Activity :: Check each line of the entries below for the word "JSON", and copy out the ones that have it.
━━ Available data
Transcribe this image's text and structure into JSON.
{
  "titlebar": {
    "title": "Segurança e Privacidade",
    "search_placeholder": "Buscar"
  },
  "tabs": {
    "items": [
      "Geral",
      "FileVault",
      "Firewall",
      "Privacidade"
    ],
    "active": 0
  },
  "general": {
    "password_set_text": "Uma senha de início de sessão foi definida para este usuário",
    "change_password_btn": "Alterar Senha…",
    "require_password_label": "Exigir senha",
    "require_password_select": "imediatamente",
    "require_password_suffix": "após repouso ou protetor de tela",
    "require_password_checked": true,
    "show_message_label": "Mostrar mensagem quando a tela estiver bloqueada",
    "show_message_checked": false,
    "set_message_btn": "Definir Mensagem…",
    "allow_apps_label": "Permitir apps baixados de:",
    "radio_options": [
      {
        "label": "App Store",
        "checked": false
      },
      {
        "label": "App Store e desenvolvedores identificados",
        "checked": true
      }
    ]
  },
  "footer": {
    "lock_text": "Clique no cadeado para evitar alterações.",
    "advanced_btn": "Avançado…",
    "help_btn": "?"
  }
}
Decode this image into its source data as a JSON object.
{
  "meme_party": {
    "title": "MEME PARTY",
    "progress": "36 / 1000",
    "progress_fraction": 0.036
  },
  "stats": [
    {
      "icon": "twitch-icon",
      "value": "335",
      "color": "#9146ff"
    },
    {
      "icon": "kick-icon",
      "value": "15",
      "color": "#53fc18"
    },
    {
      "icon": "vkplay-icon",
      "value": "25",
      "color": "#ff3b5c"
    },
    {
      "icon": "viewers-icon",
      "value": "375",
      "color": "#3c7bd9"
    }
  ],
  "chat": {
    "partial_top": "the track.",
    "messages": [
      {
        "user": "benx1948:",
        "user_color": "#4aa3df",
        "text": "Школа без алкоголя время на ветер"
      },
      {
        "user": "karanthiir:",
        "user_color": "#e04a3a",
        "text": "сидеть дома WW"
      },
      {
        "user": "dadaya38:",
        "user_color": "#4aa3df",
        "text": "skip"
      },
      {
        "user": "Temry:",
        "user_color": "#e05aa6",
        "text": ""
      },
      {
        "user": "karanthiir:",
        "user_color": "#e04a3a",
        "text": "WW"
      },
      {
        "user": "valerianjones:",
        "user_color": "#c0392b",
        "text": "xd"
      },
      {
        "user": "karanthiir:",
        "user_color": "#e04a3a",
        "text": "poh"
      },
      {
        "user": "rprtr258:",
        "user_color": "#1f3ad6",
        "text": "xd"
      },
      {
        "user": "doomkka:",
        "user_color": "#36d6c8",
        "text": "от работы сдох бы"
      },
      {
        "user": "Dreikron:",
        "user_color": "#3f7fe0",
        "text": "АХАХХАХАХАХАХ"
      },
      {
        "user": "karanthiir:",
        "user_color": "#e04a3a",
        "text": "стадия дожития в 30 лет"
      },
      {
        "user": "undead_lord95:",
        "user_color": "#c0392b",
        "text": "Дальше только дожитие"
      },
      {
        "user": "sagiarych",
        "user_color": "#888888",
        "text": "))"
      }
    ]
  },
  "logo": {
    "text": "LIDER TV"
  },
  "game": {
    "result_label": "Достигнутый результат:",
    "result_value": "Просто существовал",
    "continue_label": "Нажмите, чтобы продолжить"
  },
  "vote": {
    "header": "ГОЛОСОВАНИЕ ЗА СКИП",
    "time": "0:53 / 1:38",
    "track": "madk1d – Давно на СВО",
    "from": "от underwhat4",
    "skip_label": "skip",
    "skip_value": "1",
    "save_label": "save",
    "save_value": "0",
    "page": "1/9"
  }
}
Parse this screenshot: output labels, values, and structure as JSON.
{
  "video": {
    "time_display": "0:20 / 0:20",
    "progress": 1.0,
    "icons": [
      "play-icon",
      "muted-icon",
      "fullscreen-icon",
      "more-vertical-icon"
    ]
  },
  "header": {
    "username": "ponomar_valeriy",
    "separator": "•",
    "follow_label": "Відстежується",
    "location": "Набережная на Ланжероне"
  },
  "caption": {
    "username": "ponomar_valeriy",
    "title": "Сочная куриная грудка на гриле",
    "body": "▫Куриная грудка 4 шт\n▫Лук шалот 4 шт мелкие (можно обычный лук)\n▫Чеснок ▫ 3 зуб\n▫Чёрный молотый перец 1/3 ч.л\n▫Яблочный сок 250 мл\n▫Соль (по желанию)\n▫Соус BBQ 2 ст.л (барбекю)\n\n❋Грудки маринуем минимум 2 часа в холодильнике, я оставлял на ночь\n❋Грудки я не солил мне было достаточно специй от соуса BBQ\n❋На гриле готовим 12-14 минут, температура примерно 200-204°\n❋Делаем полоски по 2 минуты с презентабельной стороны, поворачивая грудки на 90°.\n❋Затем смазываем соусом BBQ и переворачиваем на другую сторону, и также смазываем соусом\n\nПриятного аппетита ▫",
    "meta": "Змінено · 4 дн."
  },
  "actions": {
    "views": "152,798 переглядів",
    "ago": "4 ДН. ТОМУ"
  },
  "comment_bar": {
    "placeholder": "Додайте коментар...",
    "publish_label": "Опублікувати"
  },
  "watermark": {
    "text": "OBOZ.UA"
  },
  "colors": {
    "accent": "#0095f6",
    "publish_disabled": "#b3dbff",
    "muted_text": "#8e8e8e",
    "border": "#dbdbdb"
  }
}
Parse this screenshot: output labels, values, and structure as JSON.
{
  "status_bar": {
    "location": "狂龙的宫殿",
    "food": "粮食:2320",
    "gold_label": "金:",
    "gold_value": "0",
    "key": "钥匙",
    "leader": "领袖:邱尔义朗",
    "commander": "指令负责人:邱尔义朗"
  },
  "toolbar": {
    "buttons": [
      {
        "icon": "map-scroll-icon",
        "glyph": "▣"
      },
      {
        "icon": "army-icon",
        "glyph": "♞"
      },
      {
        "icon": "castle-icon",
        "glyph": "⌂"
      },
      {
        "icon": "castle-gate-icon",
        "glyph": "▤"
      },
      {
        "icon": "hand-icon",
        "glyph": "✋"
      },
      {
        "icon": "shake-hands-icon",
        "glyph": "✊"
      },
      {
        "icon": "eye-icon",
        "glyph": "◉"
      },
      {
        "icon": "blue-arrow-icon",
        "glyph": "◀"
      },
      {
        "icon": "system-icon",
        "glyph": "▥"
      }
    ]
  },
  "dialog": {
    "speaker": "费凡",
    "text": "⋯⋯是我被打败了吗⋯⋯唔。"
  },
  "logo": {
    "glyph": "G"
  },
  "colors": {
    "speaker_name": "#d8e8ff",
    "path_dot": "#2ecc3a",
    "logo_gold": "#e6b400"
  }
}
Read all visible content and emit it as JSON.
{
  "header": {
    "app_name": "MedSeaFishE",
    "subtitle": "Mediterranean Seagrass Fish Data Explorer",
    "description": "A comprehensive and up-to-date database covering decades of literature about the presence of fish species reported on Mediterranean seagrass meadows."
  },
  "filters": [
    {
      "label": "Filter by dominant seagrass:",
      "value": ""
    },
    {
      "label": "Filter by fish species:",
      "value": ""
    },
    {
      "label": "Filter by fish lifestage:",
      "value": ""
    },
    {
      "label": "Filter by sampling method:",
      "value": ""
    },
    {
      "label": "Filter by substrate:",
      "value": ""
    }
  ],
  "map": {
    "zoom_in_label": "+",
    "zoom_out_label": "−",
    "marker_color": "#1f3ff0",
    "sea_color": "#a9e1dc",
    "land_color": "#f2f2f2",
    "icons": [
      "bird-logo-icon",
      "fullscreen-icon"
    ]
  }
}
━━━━
Answer space ::
Transcribe this image's text and structure into JSON.
Decode this image into its source data as a JSON object.
Parse this screenshot: output labels, values, and structure as JSON.
Parse this screenshot: output labels, values, and structure as JSON.
Read all visible content and emit it as JSON.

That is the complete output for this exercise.